IE 11 Not Supported

For optimal browsing, we recommend Chrome, Firefox or Safari browsers.

Small Cell Tower Rollout Coming to Parts of Louisiana

AT&T expects to roll out small cell towers in unincorporated Ascension Parish, La., early next year after the parish adopted a new ordinance Thursday that sets up a permitting process for the structures.

5G infrastructure
(TNS) — AT&T expects to begin rolling out small cell towers in unincorporated Ascension Parish, La., early next year after the Parish Council adopted a new ordinance Thursday that sets up a permitting process for the structures.

The towers are expected to improve the telecommunications giant's wireless service in Ascension and serve as a bridge for 5G wireless service in the parish.

The prospect of the new small cell towers in Ascension Parish has generated little public interest in meetings about them so far, but the new ordinance has been the product of work between AT&T and the Parish Council for nearly two years.

David AubreyAT&T regional vice president, couldn't provide a precise number of towers that would be installed in Ascension, but said he expected it would take until early next year for the parish to have the newly adopted permitting program up and running.

"The difficulty is we're at the end of the year now. We have been working on this. So some things are probably going to be moving to 2021, but we are ready with a few (towers)," he said.

The towers would support existing 4G LTE service, not 5G.

Due to their low heights and clunky profiles, the towers have sparked controversy in Baton Rouge and around the country as municipal leaders have tried to control their look and placement in residential areas.

The Baton Rouge city-parish is expected to consider a revision of its ordinance later this month after the first wave of towers under the older ordinance sparked outcry and the creation of a special community task force to rewrite the ordinance.

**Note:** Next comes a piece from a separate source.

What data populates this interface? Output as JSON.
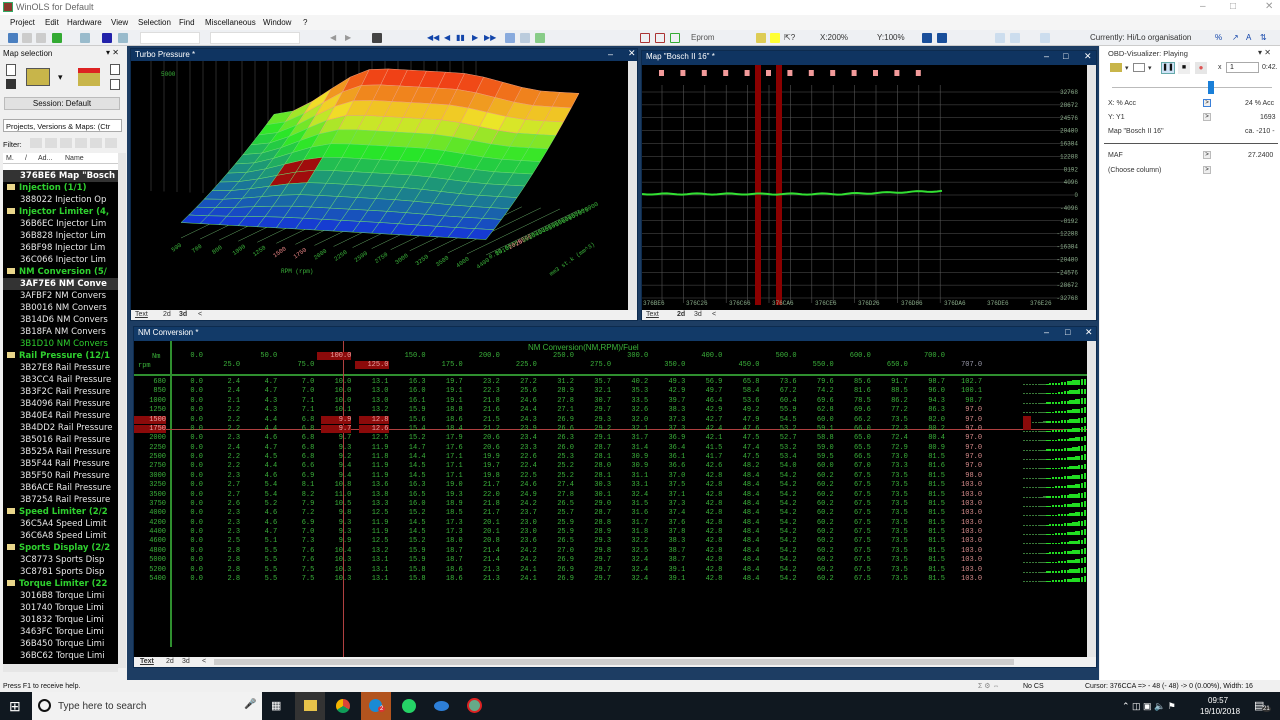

The new Ascension Parish rules give the parish and homeowners associations some say in where the towers are located and how they look, while also requiring advance notice about when towers are planned within 300 feet of individual properties or neighborhoods.

The new rules govern the placement of the new towers in the parish's rights of way, public land that lines streets throughout Ascension. They also call for an initial $1,000 fee for new poles and at least $500 for use of existing poles.

Providers would also have to pay $250 annual fees for continued use of parish rights of way.

The final version of the rules that were adopted by the council Thursday, 9-1, added language that will direct fee revenue to beautification and improvement of parish rights of ways and the road and highway entrances on the parish boundaries and Interstate 10 interchanges.

Councilman  Joel Robert  lost in a bid to include language to require telecommunications companies — with an option to waive the requirement — to install street lights on their new poles.

In the weeks leading up the vote Thursday night, Parish Attorney  O'Neil Parenton Jr . had issued an opinion saying that federal rules prevented such a requirement because it would unfairly single out telecommunications companies versus other utilities using parish rights of way.

Robert tried Thursday night to amend the ordinance to add the light pole language again but a vote on his amendment failed, 3-7. A second motion to defer action on the rules failed to get a second. The final ordinance was adopted with only Robert opposed.

Robert said afterward Thursday that he disagreed with the parish attorney's opinion and believed it wasn't in the spirit of the original federal findings because his proposal would have applied to all telecommunications providers in Ascension equally from the first tower installed in the parish.

Aubrey said a mandatory light requirement would have been discriminatory to telecommunications companies overall compared with other utilities that use parish rights of way. He said AT&T will still try to work with the parish and homeowner associations to meet their preferences.

The terms 4G and 5G denote different "generations" of wireless connection and capacity. LTE represents an intermediate step between true 4G and the older, slower 3G service, which had enabled the first major step beyond voice and text to the videos and music now standard on smart phones.

The 5G service is supposed to represent a quantum leap in internet speeds and reliability over even true 4G service, allowing greater networking capabilities and fueling the "internet of things" that is expected to bring advances in a myriad of devices used in daily life, business and industry.

Cellphone makers like iPhone and Android are already rolling out cellphones designed for 5G service. A November 2019 forecast that IHS Markit did for Qualcomm Technologies found 5G's full impact should be realized by 2035 and add $13.2 trillion to the global economy.

One drawback of 5G, however, is that it has limited long-range service and needs more towers than older generations of wireless service.

Other provisions in the proposed Ascension ordinance indicate a variety of preferences for the look, structure and placement of towers, including having them outside of neighborhoods and away from scenic and historic areas, where practical.

The rules even allow landowners and homeowner associations to submit maps for preferred locations of future towers, but those maps can't bind the parish's ultimate permit decisions.

In 2019, despite fears raised by the expansion of 5G, the FCC and U.S. Food and Drug Administration said there's no evidence radio waves emitted by old or new cellphones harm human health. As a result, they proposed not changing federal radio frequency emissions standards.

(c)2020 The Advocate, Baton Rouge, La. Distributed by Tribune Content Agency, LLC.